*** RECORDS FOR PROCESSING Section Begins ***
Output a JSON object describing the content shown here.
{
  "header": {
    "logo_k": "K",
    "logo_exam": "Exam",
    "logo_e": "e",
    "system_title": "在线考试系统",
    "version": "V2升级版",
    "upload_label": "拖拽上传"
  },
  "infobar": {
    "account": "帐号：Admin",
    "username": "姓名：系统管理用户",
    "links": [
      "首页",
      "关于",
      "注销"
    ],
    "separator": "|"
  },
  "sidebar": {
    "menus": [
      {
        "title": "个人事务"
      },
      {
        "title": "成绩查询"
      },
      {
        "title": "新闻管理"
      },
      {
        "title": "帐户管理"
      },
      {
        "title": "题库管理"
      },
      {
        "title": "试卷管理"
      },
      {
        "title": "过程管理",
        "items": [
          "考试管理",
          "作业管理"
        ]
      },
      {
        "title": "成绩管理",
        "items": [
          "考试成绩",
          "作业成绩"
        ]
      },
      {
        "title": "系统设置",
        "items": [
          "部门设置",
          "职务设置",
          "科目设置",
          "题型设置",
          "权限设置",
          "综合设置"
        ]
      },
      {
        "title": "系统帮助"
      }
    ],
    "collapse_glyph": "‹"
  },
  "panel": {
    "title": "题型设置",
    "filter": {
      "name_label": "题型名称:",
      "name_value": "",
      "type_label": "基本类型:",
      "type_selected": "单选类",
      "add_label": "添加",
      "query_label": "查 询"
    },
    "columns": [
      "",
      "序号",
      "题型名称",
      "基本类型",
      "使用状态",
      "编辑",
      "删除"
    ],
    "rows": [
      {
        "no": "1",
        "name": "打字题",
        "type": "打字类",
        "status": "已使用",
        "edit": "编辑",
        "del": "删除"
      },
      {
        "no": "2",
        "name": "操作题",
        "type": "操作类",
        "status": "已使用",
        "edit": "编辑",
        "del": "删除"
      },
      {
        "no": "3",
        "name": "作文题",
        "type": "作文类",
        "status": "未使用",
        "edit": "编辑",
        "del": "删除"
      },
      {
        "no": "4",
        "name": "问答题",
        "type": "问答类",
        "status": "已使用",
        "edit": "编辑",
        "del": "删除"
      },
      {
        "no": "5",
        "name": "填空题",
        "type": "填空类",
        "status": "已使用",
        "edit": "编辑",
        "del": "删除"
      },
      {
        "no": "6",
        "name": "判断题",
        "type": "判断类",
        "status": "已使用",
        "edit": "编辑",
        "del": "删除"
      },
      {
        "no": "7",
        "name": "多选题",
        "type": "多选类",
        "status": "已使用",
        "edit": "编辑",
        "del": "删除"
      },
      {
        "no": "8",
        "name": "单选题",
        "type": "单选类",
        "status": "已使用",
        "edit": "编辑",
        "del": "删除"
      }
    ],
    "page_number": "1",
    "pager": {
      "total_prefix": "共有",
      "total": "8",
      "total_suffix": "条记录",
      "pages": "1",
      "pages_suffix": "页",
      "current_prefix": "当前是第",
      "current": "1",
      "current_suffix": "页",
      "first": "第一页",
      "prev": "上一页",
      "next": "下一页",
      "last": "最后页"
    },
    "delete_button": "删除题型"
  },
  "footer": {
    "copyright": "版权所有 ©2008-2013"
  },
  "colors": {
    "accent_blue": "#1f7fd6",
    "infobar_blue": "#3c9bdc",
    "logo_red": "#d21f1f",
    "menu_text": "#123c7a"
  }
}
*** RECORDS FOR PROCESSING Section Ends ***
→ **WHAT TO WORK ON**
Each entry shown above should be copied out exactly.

→ **COMPLETED TASK**
Output a JSON object describing the content shown here.
{
  "header": {
    "logo_k": "K",
    "logo_exam": "Exam",
    "logo_e": "e",
    "system_title": "在线考试系统",
    "version": "V2升级版",
    "upload_label": "拖拽上传"
  },
  "infobar": {
    "account": "帐号：Admin",
    "username": "姓名：系统管理用户",
    "links": [
      "首页",
      "关于",
      "注销"
    ],
    "separator": "|"
  },
  "sidebar": {
    "menus": [
      {
        "title": "个人事务"
      },
      {
        "title": "成绩查询"
      },
      {
        "title": "新闻管理"
      },
      {
        "title": "帐户管理"
      },
      {
        "title": "题库管理"
      },
      {
        "title": "试卷管理"
      },
      {
        "title": "过程管理",
        "items": [
          "考试管理",
          "作业管理"
        ]
      },
      {
        "title": "成绩管理",
        "items": [
          "考试成绩",
          "作业成绩"
        ]
      },
      {
        "title": "系统设置",
        "items": [
          "部门设置",
          "职务设置",
          "科目设置",
          "题型设置",
          "权限设置",
          "综合设置"
        ]
      },
      {
        "title": "系统帮助"
      }
    ],
    "collapse_glyph": "‹"
  },
  "panel": {
    "title": "题型设置",
    "filter": {
      "name_label": "题型名称:",
      "name_value": "",
      "type_label": "基本类型:",
      "type_selected": "单选类",
      "add_label": "添加",
      "query_label": "查 询"
    },
    "columns": [
      "",
      "序号",
      "题型名称",
      "基本类型",
      "使用状态",
      "编辑",
      "删除"
    ],
    "rows": [
      {
        "no": "1",
        "name": "打字题",
        "type": "打字类",
        "status": "已使用",
        "edit": "编辑",
        "del": "删除"
      },
      {
        "no": "2",
        "name": "操作题",
        "type": "操作类",
        "status": "已使用",
        "edit": "编辑",
        "del": "删除"
      },
      {
        "no": "3",
        "name": "作文题",
        "type": "作文类",
        "status": "未使用",
        "edit": "编辑",
        "del": "删除"
      },
      {
        "no": "4",
        "name": "问答题",
        "type": "问答类",
        "status": "已使用",
        "edit": "编辑",
        "del": "删除"
      },
      {
        "no": "5",
        "name": "填空题",
        "type": "填空类",
        "status": "已使用",
        "edit": "编辑",
        "del": "删除"
      },
      {
        "no": "6",
        "name": "判断题",
        "type": "判断类",
        "status": "已使用",
        "edit": "编辑",
        "del": "删除"
      },
      {
        "no": "7",
        "name": "多选题",
        "type": "多选类",
        "status": "已使用",
        "edit": "编辑",
        "del": "删除"
      },
      {
        "no": "8",
        "name": "单选题",
        "type": "单选类",
        "status": "已使用",
        "edit": "编辑",
        "del": "删除"
      }
    ],
    "page_number": "1",
    "pager": {
      "total_prefix": "共有",
      "total": "8",
      "total_suffix": "条记录",
      "pages": "1",
      "pages_suffix": "页",
      "current_prefix": "当前是第",
      "current": "1",
      "current_suffix": "页",
      "first": "第一页",
      "prev": "上一页",
      "next": "下一页",
      "last": "最后页"
    },
    "delete_button": "删除题型"
  },
  "footer": {
    "copyright": "版权所有 ©2008-2013"
  },
  "colors": {
    "accent_blue": "#1f7fd6",
    "infobar_blue": "#3c9bdc",
    "logo_red": "#d21f1f",
    "menu_text": "#123c7a"
  }
}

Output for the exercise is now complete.